Page last updated at 20:03 GMT, Thursday, 27 May 2010 21:03 UK

David Cameron's family make move into Downing Street

Removal men unpack the Camerons' furnitute in Downing Street
It is two weeks since David Cameron became prime minister

David Cameron and his family have moved into Downing Street, two weeks after he became prime minister.

Mr Cameron, his pregnant wife Samantha and their two children will initially live in the flat above No 10.

But they will move into the larger, 11 Downing Street property next door, home to the Blairs from 1997 to 2007, once it is refurbished.

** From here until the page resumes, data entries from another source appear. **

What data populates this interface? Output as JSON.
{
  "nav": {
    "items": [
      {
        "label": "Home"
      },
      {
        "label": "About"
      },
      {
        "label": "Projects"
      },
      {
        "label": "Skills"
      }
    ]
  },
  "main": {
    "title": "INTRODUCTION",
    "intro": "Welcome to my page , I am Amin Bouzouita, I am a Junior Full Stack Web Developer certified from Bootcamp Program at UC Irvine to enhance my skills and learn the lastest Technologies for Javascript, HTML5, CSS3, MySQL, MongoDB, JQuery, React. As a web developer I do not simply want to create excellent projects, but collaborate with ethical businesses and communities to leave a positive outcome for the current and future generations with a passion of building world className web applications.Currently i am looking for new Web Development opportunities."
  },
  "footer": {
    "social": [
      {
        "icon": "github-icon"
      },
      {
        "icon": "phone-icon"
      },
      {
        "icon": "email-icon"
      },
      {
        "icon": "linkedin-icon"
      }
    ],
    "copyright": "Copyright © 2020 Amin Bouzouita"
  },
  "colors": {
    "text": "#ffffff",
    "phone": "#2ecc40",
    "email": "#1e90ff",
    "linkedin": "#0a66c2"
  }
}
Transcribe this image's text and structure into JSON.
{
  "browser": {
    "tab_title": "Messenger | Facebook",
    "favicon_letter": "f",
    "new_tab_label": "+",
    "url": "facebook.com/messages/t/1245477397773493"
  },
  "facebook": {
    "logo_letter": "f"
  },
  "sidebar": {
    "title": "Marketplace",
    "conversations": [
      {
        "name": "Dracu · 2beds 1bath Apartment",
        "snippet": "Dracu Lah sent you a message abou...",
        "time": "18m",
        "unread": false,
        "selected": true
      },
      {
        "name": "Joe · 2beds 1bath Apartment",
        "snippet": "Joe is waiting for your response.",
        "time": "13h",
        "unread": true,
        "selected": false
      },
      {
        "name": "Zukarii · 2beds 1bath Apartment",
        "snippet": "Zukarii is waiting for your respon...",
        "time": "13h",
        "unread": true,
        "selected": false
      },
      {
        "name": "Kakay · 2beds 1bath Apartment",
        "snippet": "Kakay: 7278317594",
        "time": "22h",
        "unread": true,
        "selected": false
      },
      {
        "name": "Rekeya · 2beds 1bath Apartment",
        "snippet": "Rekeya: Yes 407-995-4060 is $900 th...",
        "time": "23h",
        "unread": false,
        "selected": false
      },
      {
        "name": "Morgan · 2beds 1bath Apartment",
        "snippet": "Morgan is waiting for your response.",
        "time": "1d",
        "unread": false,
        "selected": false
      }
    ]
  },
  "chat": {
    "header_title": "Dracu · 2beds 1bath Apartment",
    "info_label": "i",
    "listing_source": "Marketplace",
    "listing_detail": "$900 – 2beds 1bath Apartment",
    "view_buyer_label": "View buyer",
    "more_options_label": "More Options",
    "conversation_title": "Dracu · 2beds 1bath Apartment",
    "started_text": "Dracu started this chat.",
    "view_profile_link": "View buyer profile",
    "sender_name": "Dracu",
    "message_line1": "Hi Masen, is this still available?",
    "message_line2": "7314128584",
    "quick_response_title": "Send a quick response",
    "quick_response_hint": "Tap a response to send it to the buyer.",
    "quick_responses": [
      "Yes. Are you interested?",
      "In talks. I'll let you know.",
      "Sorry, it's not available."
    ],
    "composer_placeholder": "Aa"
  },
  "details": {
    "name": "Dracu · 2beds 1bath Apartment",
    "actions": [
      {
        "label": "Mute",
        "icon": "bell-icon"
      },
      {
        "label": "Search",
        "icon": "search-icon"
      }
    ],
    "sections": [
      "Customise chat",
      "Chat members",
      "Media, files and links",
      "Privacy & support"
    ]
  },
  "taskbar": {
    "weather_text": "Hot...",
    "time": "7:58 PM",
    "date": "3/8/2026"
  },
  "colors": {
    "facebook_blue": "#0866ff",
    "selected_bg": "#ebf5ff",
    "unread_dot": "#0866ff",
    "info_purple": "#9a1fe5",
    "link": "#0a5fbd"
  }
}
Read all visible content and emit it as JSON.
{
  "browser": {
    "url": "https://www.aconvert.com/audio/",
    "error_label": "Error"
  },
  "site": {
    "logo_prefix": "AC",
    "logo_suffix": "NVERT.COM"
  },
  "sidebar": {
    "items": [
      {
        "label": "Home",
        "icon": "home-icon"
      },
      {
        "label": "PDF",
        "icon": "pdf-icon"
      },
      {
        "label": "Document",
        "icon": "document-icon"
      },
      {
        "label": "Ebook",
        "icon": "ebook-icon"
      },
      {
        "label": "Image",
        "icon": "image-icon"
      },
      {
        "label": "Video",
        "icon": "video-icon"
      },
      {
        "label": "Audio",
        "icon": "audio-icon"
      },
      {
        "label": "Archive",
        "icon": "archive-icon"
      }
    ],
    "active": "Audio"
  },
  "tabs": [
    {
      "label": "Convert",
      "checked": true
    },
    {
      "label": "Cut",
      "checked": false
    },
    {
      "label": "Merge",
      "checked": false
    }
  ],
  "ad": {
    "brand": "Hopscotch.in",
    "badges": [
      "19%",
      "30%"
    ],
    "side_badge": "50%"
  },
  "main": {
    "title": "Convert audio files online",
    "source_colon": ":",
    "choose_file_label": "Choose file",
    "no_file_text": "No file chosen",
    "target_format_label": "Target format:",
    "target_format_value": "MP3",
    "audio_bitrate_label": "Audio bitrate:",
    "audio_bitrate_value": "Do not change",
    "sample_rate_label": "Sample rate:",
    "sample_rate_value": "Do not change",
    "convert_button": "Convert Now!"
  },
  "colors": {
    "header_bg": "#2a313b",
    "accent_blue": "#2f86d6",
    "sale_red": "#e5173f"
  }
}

Earlier the prime minister told the BBC his family had had their "last breakfast" at their west London home.

Asked if he was going to be selling the family home, Mr Cameron replied: "I certainly won't be renting it out for Miss Whiplash if that's what you mean."

That was a reference to the difficulties his one-time boss, the then Chancellor Norman Lamont, got into renting out his property during the Major government.

FROM THE TODAY PROGRAMME

Mr Cameron, who said he had "quite a lot of other meetings and things I've got to do at the same time" as moving, was also asked to give two horse racing tips by Today's sports reporter Garry Richardson.

The PM, who was given about a minute to make his selection from the newspaper racing pages, came up with Daring Dream in the 3.50pm at Ayr for those who were a "fan of the coalition".

For those who were "slightly more sceptical" about how the coalition would work out he suggested Midnight Fantasy in the 3pm at Wolverhampton.

William Hill later claimed they "had been inundated by punters wanting to back the PM's tips".

If so they would have lost money on Midnight Fantasy, which finished fifth. An each way flutter on Daring Dream would just have paid off, after it finished second at odds of 7/2.



Print Sponsor



FEATURES, VIEWS, ANALYSIS
Has China's housing bubble burst?
How the world's oldest clove tree defied an empire
Why Royal Ballet principal Sergei Polunin quit

BBC iD

Sign in

BBC navigation

Copyright © 2017 BBC. The BBC is not responsible for the content of external sites. Read more.

This page is best viewed in an up-to-date web browser with style sheets (CSS) enabled. While you will be able to view the content of this page in your current browser, you will not be able to get the full visual experience. Please consider upgrading your browser software or enabling style sheets (CSS) if you are able to do so.

Americas Africa Europe Middle East South Asia Asia Pacific